* MATERIALS PROVIDED:
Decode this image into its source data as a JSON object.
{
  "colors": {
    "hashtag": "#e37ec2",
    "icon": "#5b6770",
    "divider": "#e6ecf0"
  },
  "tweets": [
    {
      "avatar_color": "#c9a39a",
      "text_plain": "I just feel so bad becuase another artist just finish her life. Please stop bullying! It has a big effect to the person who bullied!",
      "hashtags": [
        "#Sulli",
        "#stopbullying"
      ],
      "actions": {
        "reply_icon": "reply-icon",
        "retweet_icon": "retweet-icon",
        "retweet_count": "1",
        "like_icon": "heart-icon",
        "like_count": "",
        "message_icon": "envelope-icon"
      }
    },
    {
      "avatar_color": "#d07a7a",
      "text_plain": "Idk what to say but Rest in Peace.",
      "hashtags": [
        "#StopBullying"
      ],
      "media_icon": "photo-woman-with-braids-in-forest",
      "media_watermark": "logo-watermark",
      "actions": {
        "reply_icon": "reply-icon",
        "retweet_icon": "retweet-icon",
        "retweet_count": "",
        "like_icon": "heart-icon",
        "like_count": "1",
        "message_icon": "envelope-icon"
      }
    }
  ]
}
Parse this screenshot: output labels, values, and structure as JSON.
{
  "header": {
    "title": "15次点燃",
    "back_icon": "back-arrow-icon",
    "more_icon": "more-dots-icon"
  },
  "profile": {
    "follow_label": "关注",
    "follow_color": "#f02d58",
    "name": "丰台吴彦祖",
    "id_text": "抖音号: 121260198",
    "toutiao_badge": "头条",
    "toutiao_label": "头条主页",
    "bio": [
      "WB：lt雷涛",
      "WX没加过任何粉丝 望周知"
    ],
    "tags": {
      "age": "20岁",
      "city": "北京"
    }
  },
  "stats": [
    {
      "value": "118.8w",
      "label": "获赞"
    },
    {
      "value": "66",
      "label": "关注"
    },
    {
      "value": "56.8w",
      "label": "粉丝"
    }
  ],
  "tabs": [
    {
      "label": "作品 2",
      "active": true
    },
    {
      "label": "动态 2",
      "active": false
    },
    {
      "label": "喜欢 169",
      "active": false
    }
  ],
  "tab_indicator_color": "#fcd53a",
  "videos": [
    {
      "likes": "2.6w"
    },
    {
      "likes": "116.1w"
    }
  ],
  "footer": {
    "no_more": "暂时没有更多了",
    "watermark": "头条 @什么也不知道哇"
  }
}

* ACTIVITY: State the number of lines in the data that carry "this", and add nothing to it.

* WRITTEN SOLUTION: 2